Only strike? It’s big, and there’s lots of places in it where it’s hard to see your child. If you had multiple children, there’s no one place you could sit and keep an eye on them everywhere. So, this is definitely a play-with-your-kid or follow-your-kid playground, not an “I’ll just sit here and read Facebook while you play” playground.

There are also hiking trails and waterfront here… we’ll have to check those out the next time we go.

St. Edward’s is a state park. It’s $10 to park your car there, unless you have a Discovery Pass ($30 per year – we use it here, at Bridle Trails State Park, Lake Sammamish State park, so get our money’s worth from that, but the other day I looked up Washington State parks in King County and it turns out there’s LOTS of them. They’re next on our list to check out!)

O.O. Denny Park, Kirkland. Photo: http://www.lakewaparks.com/2011/06/o-o-denny-park/

O.O. Denny Park, Kirkland. Photo: http://www.lakewaparks.com/2011/06/o-o-denny-park/

O.O. Denny Park

On our way out of St. Edward’s park, I noticed again the signs I have noticed for years for “Denny Park.” We decided that the next time we wanted to go to a park to check it out. When we returned, we went on the hiking trails which was a nice and slightly challenging hike – the three year old wasn’t with us, but I think he would have struggled a bit with a couple of the hills. After the hike, we walked along the water. This is a Kirkland beach park with shade by the water (!) and without crowds. It’s nice to know there’s this option for the hot sunny days when you know Juanita Beach and Marina Park will be mobbed.

If you read reviews (like on Yelp), they’ll say there’s no playground and that the second parking lot is a potholed dirt lot. Neither of these is true now.

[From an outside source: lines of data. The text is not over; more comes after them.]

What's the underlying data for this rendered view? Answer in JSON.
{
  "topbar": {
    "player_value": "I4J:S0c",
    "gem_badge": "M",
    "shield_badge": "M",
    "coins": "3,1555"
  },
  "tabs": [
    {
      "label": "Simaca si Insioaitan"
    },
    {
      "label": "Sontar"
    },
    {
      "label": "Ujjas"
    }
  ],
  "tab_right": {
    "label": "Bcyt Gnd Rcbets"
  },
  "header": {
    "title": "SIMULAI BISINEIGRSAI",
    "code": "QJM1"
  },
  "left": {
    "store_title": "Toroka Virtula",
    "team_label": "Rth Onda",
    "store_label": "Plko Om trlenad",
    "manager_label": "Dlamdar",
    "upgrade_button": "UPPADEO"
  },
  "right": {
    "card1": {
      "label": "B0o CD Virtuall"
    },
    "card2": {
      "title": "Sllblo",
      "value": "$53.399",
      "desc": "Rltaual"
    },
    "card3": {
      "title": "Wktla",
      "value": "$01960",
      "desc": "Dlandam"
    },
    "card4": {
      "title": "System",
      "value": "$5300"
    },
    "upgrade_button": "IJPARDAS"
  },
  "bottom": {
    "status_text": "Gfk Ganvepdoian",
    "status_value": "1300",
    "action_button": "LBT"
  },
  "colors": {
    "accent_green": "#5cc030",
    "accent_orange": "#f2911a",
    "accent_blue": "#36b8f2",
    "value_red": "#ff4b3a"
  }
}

There is a new playground there, which is pretty good (not as good as St. Edward’s…) and the back lot is now paved.

Note: O.O. Denny Park was willed to the City of Seattle in the early 1900’s. It appears to now be operated by City of Kirkland and/or the Finn Hill Neighborhood Alliance.

Big Finn Hill Park, Kirkland / Juanita. source: http://finnhillalliance.org/2013/10/a-walk-in-the-park/

Big Finn Hill Park, Kirkland / Juanita. source: http://finnhillalliance.org/2013/10/a-walk-in-the-park/

Big Finn Hill Park

Then on the way home from Denny, we saw the signs for Big Finn Hill (a King County park), which again, we’ve seen the signs for years and never gone. So, this was next on our list. We planned a hike in the woods on a hot day. We didn’t realize there was a playground till we got there, but of course our son had to try it out before (and after) the hike. We followed the trail maps and it was a great opportunity to practice Left and Right skills with our son, asking him “we need to turn left, which way is left” Nice trail, very manageable for a 3 year old. Nice range of plant life, lots of animal dens, and one baby bunny spotted.

Big Finn Hill playground Kirkland / Juanita

Big Finn Hill playground Kirkland / Juanita

Toddlers and preschool age kids are happy to return to the same park over and over again, but for me as an adult, it’s nice to discover something new…   So, check out some new parks in your neighborhood!

Here’s links to posts I’ve written about other local parks: farm parks – Farrell McWhirter in Redmond and Kelsey Creek in Bellevue, dog parks at Marymoor, Robinswood and KDOG; turtle watching at Juanita Bay Park, stumps to climb on at Peter Kirk and Bridle Trails, Woodland Park in Seattle, and wading at Everest Park in Kirkland.

To get more ideas for “cheap dates with toddlers” (most have specific details for Seattle area folks, but hopefully there’s useful ideas there for non-locals too) just click on “toddler dates” in the right hand sidebar of the page.